Where do you get your ideas? I got the idea for The Faithful One from God (I was actually writing another novel at the time when I believe God tapped me on the shoulder to “write a modern-day novel based on the Book of Job” – which helped me through my Job-like trials I was going through; a friend suggested a write about Abigail which turned into The Peace Maker (he knew I was going through a rough divorce and facing challenges like my character); I decided to write The Runaway Prophet after studying the Book of Jonah in a Bible study; and the idea came to me to write The Jealous Son because I have two sons who have a sibling rivalry (as do my sister and I) and I have two friends who recently lost children. They say write what you know (or are interested in) so the ideas come to me for each new book based on my life experiences and/or those of others I know.
What are common mistakes you see aspiring writer’s make? Telling not showing (a mistake I made in the early days, which thankfully editors helped me with along the way and I now teach my writing students).
Where/How do you recommend writers try to break into the market? Attend writers’ conferences, meet and talk to your peers, take writing classes or attend workshops to improve your craft, constantly be willing to learn, and persevere! Also, you are your own best marketer and publicist but don’t be afraid to ask for help!
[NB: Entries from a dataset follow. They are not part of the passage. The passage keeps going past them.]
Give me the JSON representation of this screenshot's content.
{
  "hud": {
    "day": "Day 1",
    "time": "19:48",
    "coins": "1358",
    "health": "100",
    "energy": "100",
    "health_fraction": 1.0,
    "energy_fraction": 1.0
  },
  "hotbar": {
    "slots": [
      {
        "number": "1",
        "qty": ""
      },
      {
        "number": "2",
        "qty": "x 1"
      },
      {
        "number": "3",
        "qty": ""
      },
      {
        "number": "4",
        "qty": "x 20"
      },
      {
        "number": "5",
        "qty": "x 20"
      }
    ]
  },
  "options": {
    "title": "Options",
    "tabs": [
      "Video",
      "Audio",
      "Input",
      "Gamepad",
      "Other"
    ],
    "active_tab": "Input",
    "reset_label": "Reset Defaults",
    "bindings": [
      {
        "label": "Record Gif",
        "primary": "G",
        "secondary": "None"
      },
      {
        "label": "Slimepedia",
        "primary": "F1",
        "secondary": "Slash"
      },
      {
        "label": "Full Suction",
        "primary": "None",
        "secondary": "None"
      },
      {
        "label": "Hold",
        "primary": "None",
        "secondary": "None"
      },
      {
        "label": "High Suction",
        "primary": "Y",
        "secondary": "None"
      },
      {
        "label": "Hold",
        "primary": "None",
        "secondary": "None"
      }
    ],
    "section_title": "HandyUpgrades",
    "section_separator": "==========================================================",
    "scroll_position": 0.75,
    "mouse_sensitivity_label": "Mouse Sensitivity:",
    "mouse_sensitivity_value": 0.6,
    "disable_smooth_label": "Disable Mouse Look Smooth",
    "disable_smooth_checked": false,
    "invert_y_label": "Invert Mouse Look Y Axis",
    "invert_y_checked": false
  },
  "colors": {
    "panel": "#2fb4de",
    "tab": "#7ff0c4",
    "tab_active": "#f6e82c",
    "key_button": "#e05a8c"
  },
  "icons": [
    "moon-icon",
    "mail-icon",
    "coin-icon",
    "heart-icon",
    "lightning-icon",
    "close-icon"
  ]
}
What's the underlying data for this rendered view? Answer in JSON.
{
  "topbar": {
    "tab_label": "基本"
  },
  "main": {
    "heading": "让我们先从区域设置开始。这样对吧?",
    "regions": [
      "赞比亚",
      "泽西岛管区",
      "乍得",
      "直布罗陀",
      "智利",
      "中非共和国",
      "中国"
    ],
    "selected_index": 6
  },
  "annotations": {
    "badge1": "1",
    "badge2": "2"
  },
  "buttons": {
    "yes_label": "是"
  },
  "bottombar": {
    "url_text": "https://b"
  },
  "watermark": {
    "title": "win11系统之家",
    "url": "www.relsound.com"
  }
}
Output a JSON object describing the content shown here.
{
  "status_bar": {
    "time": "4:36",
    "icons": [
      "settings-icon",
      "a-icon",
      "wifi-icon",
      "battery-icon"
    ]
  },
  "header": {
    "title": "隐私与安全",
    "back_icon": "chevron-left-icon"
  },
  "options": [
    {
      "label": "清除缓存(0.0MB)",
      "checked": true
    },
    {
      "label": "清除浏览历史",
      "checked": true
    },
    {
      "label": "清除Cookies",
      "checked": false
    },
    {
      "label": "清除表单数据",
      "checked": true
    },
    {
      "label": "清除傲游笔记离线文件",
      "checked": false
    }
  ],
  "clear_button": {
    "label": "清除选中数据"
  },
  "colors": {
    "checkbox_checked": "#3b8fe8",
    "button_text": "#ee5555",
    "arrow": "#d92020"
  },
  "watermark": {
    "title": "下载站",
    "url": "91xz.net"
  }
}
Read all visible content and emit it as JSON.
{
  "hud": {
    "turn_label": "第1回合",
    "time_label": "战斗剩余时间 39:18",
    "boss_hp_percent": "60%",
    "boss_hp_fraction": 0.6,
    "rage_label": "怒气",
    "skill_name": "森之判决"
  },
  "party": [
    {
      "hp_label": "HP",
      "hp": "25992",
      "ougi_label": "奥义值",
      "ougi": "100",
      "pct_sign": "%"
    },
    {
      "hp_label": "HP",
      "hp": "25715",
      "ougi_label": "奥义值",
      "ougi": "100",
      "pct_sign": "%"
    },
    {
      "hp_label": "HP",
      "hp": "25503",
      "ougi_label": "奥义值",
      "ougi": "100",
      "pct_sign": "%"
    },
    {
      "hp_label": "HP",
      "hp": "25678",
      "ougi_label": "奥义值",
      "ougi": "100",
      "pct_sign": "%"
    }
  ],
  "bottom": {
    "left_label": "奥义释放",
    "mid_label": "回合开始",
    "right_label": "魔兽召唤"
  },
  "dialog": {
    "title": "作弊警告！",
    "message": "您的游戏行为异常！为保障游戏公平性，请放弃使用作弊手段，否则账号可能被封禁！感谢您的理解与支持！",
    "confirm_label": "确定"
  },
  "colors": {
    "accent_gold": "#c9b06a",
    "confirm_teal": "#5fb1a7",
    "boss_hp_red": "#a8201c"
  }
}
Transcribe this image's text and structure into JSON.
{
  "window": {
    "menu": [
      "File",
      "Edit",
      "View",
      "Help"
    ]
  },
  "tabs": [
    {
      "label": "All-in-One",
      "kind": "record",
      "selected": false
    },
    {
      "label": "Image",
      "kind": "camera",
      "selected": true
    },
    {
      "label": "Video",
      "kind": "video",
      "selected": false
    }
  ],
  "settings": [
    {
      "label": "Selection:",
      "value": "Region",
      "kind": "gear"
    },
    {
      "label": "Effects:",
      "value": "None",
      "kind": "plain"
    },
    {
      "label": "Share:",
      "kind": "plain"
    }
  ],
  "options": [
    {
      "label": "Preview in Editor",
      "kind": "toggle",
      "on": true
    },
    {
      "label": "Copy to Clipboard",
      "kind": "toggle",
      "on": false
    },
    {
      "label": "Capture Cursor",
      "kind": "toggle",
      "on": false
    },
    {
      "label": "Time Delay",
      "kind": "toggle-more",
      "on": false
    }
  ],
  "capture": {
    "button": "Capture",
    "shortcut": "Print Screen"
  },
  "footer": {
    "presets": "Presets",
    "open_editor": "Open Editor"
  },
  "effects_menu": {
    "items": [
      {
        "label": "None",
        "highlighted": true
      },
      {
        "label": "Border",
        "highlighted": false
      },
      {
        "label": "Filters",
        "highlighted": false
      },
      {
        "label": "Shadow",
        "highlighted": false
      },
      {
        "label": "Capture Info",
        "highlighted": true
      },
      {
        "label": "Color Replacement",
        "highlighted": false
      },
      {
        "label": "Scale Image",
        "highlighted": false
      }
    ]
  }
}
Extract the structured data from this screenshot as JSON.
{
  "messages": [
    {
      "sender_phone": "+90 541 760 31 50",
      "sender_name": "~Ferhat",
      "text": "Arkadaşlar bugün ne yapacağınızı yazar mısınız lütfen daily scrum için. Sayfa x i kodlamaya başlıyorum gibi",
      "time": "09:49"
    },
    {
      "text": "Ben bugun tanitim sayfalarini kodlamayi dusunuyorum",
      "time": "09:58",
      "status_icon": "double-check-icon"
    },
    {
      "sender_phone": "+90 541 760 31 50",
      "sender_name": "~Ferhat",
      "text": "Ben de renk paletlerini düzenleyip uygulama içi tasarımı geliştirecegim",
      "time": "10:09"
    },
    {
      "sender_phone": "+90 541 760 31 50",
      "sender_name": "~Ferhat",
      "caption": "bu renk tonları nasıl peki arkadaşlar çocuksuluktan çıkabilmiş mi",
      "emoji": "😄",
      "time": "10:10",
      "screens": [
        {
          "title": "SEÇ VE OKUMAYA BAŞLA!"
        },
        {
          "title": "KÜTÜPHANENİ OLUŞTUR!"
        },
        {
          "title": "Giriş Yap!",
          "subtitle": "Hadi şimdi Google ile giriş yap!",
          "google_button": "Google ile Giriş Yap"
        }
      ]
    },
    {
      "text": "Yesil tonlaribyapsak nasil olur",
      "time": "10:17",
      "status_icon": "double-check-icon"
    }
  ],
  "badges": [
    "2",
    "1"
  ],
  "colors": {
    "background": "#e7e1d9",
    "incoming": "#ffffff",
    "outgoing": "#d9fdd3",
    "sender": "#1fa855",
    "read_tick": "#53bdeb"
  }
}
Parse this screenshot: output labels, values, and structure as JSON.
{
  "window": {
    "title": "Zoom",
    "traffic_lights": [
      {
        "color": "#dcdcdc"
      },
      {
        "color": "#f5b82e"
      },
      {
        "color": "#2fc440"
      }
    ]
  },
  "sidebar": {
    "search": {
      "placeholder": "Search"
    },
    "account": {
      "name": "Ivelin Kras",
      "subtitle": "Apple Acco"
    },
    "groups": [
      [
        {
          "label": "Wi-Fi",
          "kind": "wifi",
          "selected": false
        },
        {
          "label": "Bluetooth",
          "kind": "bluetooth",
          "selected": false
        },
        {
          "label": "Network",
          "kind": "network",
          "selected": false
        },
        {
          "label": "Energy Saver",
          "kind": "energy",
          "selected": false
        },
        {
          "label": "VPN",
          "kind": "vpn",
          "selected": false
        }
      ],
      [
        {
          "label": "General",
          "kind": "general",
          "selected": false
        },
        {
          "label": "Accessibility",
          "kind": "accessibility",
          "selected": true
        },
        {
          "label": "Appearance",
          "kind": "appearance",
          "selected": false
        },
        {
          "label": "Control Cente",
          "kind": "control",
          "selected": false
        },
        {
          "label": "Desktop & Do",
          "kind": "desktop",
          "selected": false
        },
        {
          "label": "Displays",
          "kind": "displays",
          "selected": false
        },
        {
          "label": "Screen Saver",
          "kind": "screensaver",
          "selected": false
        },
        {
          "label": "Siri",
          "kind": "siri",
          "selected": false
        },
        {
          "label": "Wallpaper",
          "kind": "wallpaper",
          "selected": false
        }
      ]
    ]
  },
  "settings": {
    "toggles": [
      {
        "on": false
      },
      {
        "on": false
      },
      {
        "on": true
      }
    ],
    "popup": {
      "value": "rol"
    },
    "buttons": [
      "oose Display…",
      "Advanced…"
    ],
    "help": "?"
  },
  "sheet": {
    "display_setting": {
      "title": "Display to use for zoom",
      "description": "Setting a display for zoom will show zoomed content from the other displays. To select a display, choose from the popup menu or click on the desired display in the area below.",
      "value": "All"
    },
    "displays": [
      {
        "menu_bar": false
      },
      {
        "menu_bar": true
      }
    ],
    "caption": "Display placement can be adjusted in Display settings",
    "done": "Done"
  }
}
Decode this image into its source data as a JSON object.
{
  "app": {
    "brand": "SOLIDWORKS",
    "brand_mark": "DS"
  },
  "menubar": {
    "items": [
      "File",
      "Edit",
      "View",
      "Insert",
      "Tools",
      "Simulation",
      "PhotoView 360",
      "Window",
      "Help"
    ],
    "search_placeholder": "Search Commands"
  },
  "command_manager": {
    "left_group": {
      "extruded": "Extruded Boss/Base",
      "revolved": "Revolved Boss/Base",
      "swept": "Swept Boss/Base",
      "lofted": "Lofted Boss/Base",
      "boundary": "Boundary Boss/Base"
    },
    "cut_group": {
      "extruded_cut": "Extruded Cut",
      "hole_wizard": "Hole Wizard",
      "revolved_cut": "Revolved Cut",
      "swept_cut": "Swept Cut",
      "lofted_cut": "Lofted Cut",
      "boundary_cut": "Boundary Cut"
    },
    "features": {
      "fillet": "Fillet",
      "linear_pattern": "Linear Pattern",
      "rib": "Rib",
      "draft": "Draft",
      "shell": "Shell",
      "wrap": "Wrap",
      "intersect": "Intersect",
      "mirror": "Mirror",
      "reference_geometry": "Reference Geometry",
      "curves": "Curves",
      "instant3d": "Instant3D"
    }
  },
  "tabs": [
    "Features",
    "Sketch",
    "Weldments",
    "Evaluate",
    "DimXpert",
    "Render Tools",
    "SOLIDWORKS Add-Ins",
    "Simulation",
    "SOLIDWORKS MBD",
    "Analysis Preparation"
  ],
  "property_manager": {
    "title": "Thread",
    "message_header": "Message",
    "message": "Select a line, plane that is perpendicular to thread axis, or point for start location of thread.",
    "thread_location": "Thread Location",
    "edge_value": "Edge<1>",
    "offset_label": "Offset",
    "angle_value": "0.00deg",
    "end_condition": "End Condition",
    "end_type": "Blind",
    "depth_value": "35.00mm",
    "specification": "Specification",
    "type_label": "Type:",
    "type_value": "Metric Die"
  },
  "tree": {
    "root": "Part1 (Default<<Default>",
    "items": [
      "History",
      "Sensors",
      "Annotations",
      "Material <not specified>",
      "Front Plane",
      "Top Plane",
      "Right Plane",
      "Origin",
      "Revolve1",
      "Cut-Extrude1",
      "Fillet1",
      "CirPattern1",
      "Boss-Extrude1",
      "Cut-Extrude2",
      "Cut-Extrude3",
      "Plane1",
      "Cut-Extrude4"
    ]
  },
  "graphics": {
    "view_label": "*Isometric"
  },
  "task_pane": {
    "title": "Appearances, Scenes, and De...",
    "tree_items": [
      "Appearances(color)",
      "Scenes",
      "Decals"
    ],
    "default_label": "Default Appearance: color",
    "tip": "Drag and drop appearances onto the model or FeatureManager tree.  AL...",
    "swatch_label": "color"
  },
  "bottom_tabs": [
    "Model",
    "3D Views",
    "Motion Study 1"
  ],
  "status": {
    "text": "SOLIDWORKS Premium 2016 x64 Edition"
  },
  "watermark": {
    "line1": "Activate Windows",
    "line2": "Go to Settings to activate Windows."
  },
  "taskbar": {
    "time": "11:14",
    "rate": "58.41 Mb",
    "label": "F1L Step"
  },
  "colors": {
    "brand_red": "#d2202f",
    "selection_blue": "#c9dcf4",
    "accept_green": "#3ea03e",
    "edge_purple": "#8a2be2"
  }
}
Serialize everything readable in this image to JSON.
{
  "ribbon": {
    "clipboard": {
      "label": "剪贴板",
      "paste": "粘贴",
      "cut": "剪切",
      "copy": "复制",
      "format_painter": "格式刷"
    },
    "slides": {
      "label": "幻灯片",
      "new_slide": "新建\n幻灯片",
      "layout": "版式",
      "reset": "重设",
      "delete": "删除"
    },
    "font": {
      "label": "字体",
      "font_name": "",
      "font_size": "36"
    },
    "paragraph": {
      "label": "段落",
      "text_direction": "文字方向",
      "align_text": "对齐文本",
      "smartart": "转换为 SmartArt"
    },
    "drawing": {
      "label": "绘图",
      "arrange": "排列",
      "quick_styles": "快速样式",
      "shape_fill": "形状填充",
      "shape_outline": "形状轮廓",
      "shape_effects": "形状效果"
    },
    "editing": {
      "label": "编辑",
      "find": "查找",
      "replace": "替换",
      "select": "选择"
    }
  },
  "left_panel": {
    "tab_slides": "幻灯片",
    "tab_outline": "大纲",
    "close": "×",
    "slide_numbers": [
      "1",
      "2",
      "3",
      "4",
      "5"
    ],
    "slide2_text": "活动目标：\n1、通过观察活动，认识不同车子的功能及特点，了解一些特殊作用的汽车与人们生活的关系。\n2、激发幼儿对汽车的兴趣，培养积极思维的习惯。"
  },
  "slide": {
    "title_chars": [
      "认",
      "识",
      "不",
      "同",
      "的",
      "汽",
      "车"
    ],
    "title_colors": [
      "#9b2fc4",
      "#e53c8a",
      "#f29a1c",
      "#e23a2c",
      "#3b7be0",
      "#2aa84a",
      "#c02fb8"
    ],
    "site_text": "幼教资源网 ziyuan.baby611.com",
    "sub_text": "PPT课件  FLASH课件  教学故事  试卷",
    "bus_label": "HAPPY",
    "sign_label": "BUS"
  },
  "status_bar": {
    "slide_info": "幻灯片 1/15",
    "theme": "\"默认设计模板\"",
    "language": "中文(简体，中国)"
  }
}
Michele Chynoweth is the award-winning author of Modern Day Bible Stories The Runaway Prophet, The Peace Maker and The Faithful One, contemporary, Bible-based novels full of suspense and romance. Prior to becoming a full-time author, speaker, and book coach, Michele worked in marketing, publicity, and journalism for 30 years. In addition to being an author, Michele is a college instructor teaching the courses “Writing Your First Book” and “Publishing and Marketing Your Book” through the Cecil College Continuing Education Program in Maryland. She is also an accomplished inspirational speaker and has presented many writing workshops at writers’ conferences across the U.S., and an experienced book coach who uses her many years of expertise in writing, editing, publishing, and marketing to help other writers become successful authors. To find out more visit her website: www.michelechynoweth.com